The Connecticut Economic Digest, assessing the prospects for the state’s economy in the new year, has unveiled a series of observations and analyses that suggest it may be a challenging twelve months, but not without the possibility of progress, and an overall prediction of “modest growth”.  The first issue of 2013 of the journal produced by the state Departments of Labor and Department of Community and Econoecondigestmic Development, notes a range of factors that could impact economic prospects, among them:

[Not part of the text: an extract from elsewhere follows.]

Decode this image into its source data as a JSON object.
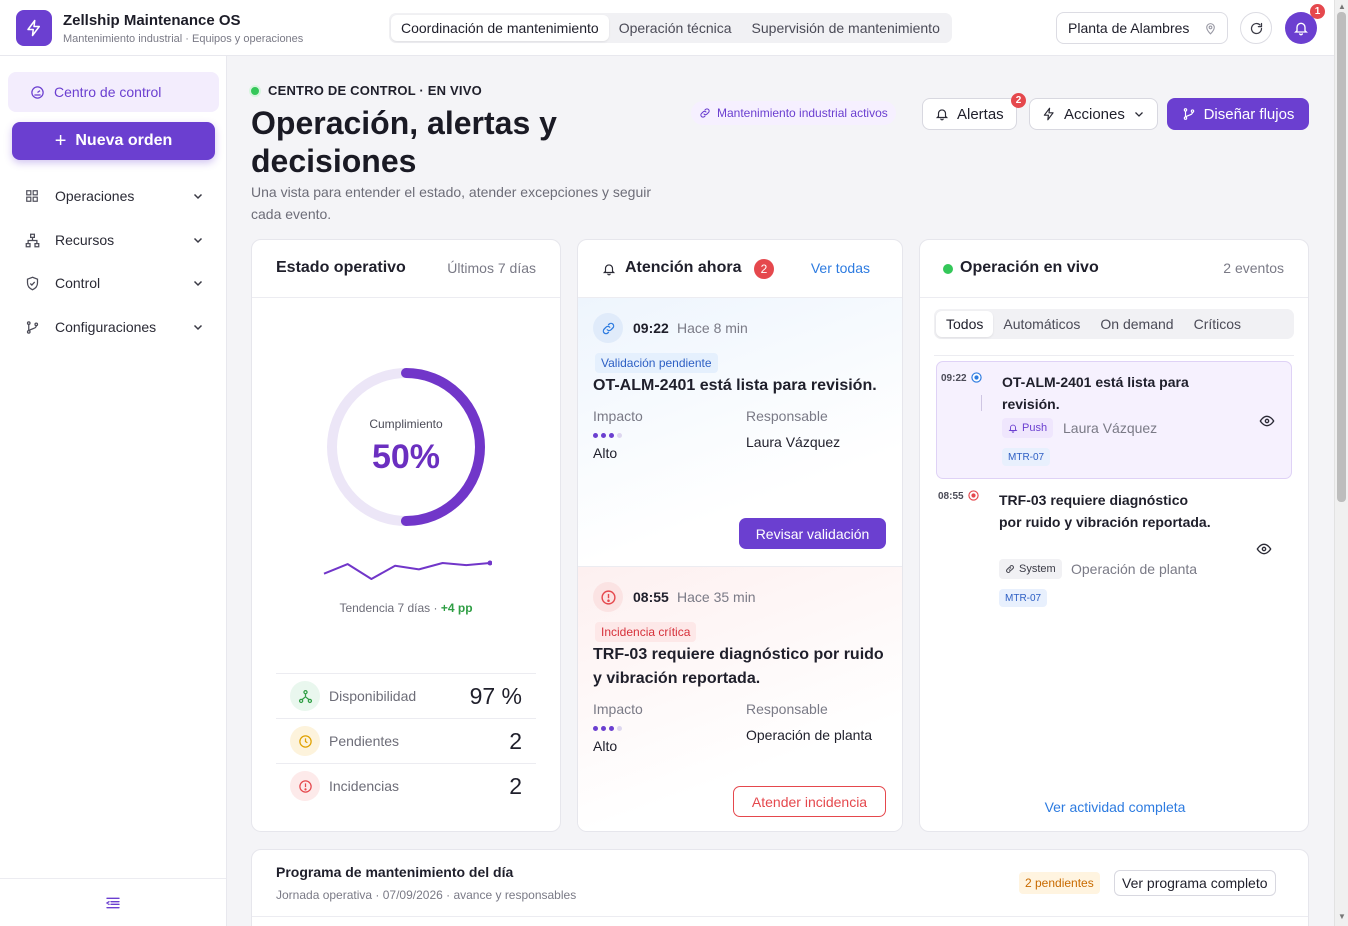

  • Tourism: "Last year the state launched a multi-million-dollar, two-year marketing initiative to develop, foster and stimulate the state’s brand identity and bolster business and tourism. Tourism has a significant impact on the state’s economy, estimated by the University of Connecticut’s Center for Economic Analysis at $11.5 billion every year through total traveler and tourism revenue and $1.15 billion in state and local tax revenue. Travel and tourism creates more than 110,000 jobs throughout the state, or 6.5% of Connecticut’s total employment."
  • Large businesses: "The state’s “First Five” and “Next Five” job initiatives have promised substantial growth in employment and capital investment in Connecticut. At year’s end, nine business deals had been announced as part of the ongoing expansion program, which leveraged $1.3 billion in private investment. Between the nine companies — Cigna, ESPN, NBC, Alexion Pharmaceuticals, CareCentrix, Sustainable Building Systems LLC, Deloitte, Bridgewater Associates, and Charter Communications — up to 4,748 jobs are expected to be created and 11,087 retained."
  • Small Businesses: "The Small Business Express Program (EXP) provides loans and grants to Connecticut’s small businesses to spur job creation and growth and has seen vigorous activity since its inception. The state has assisted 435 companies with more than $60 million in loans and grants. With this much-needed capital, up to 1,523 jobs are expected to be created and 4,080 retained."
  • Housing: "The state’s housing market languished in 2011. Residential permit data through September 2012, however,  had grown by 32.2% compared to the same period the previous year. New homes sales grew 5.7% in September, and housing starts 3.6% in October, the highest level in four years."

The Digest noted that “the Connecticut recession from March 2008 through February 2010 saw the loss of 117,500 jobs. Jobs regained numbered 30,700 (26.1%) since February 2010 when the recovery began through November 2012, including 1,900 in the year 2012 through November (0.12%) seasonally adjusted since the beginning of the year. The private sector has regained 42,000 (38.1%) of the 110,200 private jobs lost in that same recessionary period.”  It is forecast that Connecticut will gain about 5,600 jobs or 0.3% in 2013.

In addition, the Digest pointed out that “The state’s unemployment rate, after peaking at 9.4% for five consecutive months in 2010 and falling rather steadily to 7.7% in March and April 2012, jumped unexpectedly through last summer to 9.0% and declined to 8.8% in November.” The New England Economic Partnership forecasts Connecticut’s unemployment rate will be 7.7 % in 2013.